Gambia’s Foreign Minister Ousainou Darboe has denied asking Togo’s President Faure Gnassingbe to resign amid opposition protest for the longstanding ruler to step aside.
Darboe said he was dismayed by the Reuters publication, in which he reportedly called for the resignation of Mr. Gnassingbe.
According to Mr. Darboe, the views he expressed was that “the decision for President Faure to stay in power or not is the sole and sovereign decision of the people of Togo.”
“At this moment, there is no reason warranting the Government of the Republic of The Gambia to take a position, since the Togolese people continue to make efforts to find a solution to the crisis,” he said.
Togo’s opposition has rejected the reforms proposal from the Gnassingbe backed Parliament, which included term limits after a referendum.
The planned referendum has failed to appease the opposition who say that it would not be retroactive, meaning that Gnassingbe could stay until 2030.

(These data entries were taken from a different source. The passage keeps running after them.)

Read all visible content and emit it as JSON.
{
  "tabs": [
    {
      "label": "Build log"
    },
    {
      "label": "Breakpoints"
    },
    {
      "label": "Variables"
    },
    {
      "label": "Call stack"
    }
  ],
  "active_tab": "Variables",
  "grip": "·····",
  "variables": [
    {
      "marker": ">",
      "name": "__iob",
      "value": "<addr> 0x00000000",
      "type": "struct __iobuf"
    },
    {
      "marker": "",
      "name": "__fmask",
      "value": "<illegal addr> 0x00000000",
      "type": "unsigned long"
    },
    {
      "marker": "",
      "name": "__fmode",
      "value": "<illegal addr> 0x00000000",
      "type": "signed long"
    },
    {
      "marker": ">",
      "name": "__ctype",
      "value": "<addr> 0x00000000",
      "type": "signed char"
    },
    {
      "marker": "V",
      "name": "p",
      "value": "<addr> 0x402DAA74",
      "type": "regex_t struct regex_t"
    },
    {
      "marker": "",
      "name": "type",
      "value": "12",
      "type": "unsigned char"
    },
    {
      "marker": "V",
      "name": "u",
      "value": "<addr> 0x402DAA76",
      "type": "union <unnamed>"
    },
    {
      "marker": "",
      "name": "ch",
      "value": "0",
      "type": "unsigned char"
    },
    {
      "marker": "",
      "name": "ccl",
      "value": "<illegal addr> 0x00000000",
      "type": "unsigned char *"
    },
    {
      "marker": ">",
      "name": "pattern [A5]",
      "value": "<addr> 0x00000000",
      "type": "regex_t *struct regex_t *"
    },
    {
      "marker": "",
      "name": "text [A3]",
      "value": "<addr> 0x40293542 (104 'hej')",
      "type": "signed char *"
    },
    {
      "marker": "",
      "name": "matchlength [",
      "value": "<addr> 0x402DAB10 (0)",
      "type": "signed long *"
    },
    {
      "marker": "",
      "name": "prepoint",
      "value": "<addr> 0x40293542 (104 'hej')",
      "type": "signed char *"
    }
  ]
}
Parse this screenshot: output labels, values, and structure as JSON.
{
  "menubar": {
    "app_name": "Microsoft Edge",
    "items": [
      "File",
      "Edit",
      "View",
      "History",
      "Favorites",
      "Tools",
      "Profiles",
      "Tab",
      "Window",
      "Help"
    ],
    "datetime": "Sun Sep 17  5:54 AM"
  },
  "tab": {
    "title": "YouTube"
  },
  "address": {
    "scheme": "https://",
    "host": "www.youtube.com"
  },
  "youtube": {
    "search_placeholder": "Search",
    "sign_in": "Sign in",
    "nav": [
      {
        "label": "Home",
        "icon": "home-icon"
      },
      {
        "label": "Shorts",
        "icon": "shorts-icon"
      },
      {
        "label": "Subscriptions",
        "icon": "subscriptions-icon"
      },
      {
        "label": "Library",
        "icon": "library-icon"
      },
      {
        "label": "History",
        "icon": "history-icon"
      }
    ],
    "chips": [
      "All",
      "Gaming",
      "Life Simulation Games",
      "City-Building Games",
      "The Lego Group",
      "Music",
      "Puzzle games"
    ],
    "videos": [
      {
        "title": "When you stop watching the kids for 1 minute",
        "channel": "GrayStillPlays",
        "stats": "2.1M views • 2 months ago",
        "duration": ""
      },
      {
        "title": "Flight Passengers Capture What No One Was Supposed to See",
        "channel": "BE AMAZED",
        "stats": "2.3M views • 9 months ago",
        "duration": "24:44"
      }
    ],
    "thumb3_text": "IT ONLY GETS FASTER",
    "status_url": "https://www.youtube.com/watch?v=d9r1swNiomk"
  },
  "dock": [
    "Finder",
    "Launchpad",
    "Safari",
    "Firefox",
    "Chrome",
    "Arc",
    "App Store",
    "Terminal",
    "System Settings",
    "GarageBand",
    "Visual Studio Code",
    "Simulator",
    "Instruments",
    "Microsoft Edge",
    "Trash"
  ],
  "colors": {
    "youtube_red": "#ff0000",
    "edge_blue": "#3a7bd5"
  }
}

The opposition alleges security forces are unleashing violence on protesters, charges authorities deny.
Two days previously, Darboe told Reuters: “I think the African Union and ECOWAS should engage Togo and persuade the president to step down.”
“When it goes against accepted norms I don’t think it should be treated as an internal affair,” he added.

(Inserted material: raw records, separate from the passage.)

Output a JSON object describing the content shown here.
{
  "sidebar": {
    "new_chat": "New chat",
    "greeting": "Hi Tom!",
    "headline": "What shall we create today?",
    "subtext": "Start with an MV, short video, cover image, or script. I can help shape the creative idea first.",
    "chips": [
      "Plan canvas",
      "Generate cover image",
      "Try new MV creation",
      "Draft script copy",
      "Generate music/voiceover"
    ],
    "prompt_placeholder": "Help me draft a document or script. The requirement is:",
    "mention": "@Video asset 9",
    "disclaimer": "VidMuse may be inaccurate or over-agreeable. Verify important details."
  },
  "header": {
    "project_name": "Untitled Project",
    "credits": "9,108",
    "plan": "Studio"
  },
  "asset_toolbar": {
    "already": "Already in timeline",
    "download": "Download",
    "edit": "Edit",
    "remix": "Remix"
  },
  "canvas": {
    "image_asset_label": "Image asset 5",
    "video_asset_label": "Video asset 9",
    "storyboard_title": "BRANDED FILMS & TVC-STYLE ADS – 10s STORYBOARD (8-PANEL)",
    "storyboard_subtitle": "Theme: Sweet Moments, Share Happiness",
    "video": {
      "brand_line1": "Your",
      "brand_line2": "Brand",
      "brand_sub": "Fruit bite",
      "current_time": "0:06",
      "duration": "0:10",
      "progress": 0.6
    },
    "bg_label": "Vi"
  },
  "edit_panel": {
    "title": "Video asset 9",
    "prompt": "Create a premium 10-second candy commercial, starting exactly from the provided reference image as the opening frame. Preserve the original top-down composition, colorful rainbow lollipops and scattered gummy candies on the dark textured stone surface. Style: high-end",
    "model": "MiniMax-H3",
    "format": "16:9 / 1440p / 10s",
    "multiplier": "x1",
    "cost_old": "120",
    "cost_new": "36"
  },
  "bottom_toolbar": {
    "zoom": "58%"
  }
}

Faure Gnassingbé has been head of state since 2005 when he took over from his father Gnassingbé Eyadema, who seized power in a coup in 1967, seven years after independence.
Demonstrations have largely been peaceful and their scale has been huge, with organizers claiming that as many as 800,000 people took to the streets.